This month we’re going to work on a couple of shortburst single-stroke rudiments: the single four and single seven. The key to executing these rudiments effectively is using finger control to play rapid free strokes. Single fours and sevens are very commonly used in fills on the drumkit, and practicing them on a pad will build speed and strength for playing doubles, triples, and even sets of four notes with each hand. As your finger control improves, these single-stroke bursts will become easy to play at very fast tempos. Speed certainly isn’t everything, but the more musical options you have, the better.

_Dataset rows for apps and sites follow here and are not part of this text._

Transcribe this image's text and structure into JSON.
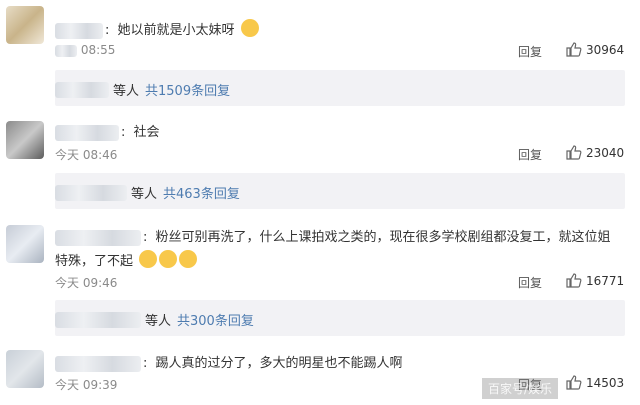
{
  "comments": [
    {
      "text": "她以前就是小太妹呀",
      "time": "08:55",
      "reply_label": "回复",
      "likes": "30964",
      "sub": {
        "suffix": "等人",
        "link": "共1509条回复"
      }
    },
    {
      "text": "社会",
      "time": "今天 08:46",
      "reply_label": "回复",
      "likes": "23040",
      "sub": {
        "suffix": "等人",
        "link": "共463条回复"
      }
    },
    {
      "text_line1": "粉丝可别再洗了，什么上课拍戏之类的，现在很多学校剧组都没复工，就这位姐",
      "text_line2": "特殊，了不起",
      "time": "今天 09:46",
      "reply_label": "回复",
      "likes": "16771",
      "sub": {
        "suffix": "等人",
        "link": "共300条回复"
      }
    },
    {
      "text": "踢人真的过分了，多大的明星也不能踢人啊",
      "time": "今天 09:39",
      "reply_label": "回复",
      "likes": "14503"
    }
  ],
  "watermark": "百家号/娱乐",
  "icons": {
    "like": "thumbs-up-icon",
    "emoji": "face-emoji-icon"
  },
  "colors": {
    "link": "#4e7cb0",
    "subbar_bg": "#f2f2f5"
  }
}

Every stroke of the single four and single seven should be played as a free stroke. If the free stroke is rebounding properly, that means that each note is played with enough velocity down toward the drum to allow the stick to bounce back up, and that the wrist and fingers are relaxed so as not to inhibit the stick. It’s also important that the fingers stay somewhat open and away from the palm. This allows the stick to vibrate freely and gives the fingers the opportunity to add a little bit more velocity to the strokes.

I recommend beginning at slow tempos, with the stick starting and stopping past vertical in order to ensure that the fingers are opening up to help move the stick instead of simply holding it, which would inhibit the speed and add unnecessary tension. If at any point the last stroke played by either hand doesn’t rebound by itself, then you’re practicing at a tempo that’s too fast for your finger speed and you’re not developing the desired finesse.

The exercise is in 7/8. The first bar can be broken down into groups of two, two, and three. The second bar repeats that pattern starting with the left hand. The third bar is reversed into groups of three, two, and two. The fourth bar is a repeat of bar three, except it has a triplet turnaround that allows you to repeat the exercise using the opposite sticking. Every group of two will contain a single four, and every group of three will contain a single seven. You could shorthand the four-bar exercise like this: 4-4-7, 4-4-7, 7-4-4, 7-4-turnaround.

The exercise is short, but don’t be fooled. Developing hand technique is not about learning a lot of vocabulary; rather, it’s about spending time getting in thousands of perfect repetitions to train your muscle memory. The muscle memory you’ll develop through this short exercise will serve to make a lot of other things you play infinitely easier. Perform the exercise with a metronome, and be sure the strokes don’t decrescendo (get softer) and that the last stroke in each hand rebounds all the way up by itself. Work up your finger control, and burn it!

Four and Sevens in 7/8

Bill Bachman is an international drum clinician and a freelance drumset player in the Dallas area. For more information, including how to sign up for online lessons through Skype, visit billbachman.net.